    Some will say that this will deter the truly talented from going into the VC business. I say it will weed out the careerists and attract entrepreneurial VCs who really think that the have the talent to win in this game and are willing to take the risk of real failure (like all entrepreneurs) to enter the game.

    LPs, step to the plate!!

  13. Anonymous says:

    You are, indeed, way off base re: LP/VC relationships. Try reading the WSJ. Or use that little known VC-backed start-up to search the web. It’s called Google…

  14. theslingster says:

    well there, superstar, I have followed your advice and used that fancy thing (i think they cal it ping), an lo, on todays is this article which give both side of the story (the side supporting my hypothesis is below).

    You could spend a day searching this subject and not get a clear answer.

    If you seem to know the answer, then do like everyone else does and give a pithy, to the point, summary of your logic here and now. Let us all see your brilliance.

    To: LPs
    Do you like me? Circle one: YES NO
    From: GPs

    In one study, the LPs circled “no,” and in another, they circled “yes.” So which is it? Will investors back buyout firms next year or not?

    The first was a survey by Coller Capital, which shows investors have lost faith in private equity. According to the study, 79% of LPs will refuse re-ups in 2010 because of fund terms and conditions (vs 57% in the Winter 2008-09 Barometer); 76% will do so because of inadequate GP transparency (vs 39% in 2008-09); and 76% will do so because of perceived conflicts of interest (vs 51% in 2008-09).

    Beyond that, the study showed the ways LPs are making it more difficult for private equity firms to gain commitments from them. Two thirds of LPs have also changed the way they manage private equity as a result of the downturn: 60% of these LPs say they have changed their risk appetite and investment criteria; around half have deepened their due diligence prior to committing to a fund; and another half have demanded improved reporting from their GPs. 40% of LPs have also strengthened their in-house teams.

  15. Anonymous says:

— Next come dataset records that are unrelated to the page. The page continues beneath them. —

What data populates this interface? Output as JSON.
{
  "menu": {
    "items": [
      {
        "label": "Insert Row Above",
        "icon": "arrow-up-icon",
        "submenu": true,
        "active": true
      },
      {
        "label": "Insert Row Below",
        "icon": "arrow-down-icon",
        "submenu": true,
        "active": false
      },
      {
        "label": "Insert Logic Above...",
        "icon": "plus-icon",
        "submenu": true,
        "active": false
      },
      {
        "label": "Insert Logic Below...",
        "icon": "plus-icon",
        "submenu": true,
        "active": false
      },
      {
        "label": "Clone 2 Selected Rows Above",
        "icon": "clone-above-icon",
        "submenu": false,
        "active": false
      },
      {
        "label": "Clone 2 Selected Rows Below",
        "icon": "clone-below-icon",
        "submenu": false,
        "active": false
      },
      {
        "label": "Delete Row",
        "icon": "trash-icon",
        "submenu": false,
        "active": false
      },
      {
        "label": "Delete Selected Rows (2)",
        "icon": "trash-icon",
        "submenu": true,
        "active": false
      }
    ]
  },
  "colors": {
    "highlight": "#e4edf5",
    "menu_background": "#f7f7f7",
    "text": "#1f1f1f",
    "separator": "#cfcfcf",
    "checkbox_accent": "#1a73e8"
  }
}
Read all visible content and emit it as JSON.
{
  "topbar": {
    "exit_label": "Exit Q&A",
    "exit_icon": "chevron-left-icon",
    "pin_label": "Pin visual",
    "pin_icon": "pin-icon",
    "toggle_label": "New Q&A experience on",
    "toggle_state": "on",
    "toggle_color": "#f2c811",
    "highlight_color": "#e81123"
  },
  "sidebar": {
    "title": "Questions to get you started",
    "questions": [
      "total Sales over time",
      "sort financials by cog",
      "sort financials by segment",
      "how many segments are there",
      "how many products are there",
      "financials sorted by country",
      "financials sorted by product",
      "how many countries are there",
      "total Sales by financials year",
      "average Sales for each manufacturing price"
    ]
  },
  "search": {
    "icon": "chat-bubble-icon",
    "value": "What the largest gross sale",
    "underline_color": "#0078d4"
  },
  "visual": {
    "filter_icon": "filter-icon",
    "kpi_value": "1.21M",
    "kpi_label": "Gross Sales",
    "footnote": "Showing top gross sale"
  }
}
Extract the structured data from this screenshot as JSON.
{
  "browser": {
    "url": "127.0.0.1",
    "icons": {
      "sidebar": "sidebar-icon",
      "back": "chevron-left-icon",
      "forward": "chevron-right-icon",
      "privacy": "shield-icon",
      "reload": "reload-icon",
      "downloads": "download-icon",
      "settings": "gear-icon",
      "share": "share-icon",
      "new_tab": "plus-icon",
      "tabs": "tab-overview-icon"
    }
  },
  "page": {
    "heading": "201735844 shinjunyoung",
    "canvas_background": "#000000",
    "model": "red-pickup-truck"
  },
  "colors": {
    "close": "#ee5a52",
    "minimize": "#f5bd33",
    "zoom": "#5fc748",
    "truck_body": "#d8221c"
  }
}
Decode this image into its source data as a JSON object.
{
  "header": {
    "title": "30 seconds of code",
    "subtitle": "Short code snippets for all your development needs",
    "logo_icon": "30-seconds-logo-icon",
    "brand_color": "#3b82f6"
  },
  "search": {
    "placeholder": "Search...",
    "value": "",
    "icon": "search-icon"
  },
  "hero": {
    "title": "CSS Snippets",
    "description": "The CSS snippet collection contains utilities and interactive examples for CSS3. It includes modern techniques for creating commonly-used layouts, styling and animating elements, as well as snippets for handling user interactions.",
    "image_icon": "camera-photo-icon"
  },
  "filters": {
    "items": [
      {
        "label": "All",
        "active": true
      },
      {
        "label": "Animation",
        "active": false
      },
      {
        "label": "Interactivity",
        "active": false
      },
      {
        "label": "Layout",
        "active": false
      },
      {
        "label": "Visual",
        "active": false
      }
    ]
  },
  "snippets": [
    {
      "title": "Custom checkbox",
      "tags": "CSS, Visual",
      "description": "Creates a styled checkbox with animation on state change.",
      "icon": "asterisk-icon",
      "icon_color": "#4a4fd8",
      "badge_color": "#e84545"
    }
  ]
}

    As someone who has been with multiple venture funded enterprises, I’ve seen both positives and negatives from VC funding. But what concerns me the most is how often VC board members go against their own interests without realizing it. More often than not, in the vein of “questioning decisions”, VC board members seem to want to prove they are the smartest in the room by forcefully suggesting strategy changes during the monthly or quarterly meeting. Now, presumably the VC Board member has paid maybe a bit of attention between meetings, but surely doesn’t understand the business to the extent of the operating mgmt, and presumably the VC has invested because they supported the idea/team, but then proceed to think they can do one better. Result – the suggested “strategy changes” drastically slows down the company as the founders scramble to either find a new niche the VCs will be happier with, or build up a case why the suggested strategy isn’t as good. Momentum suffers. We all know that many of the most successful ventures weren’t successful overnight, but had time to “follow the success” – find out what works, and do more of it – but with constant VC board member steering, very few get that chance.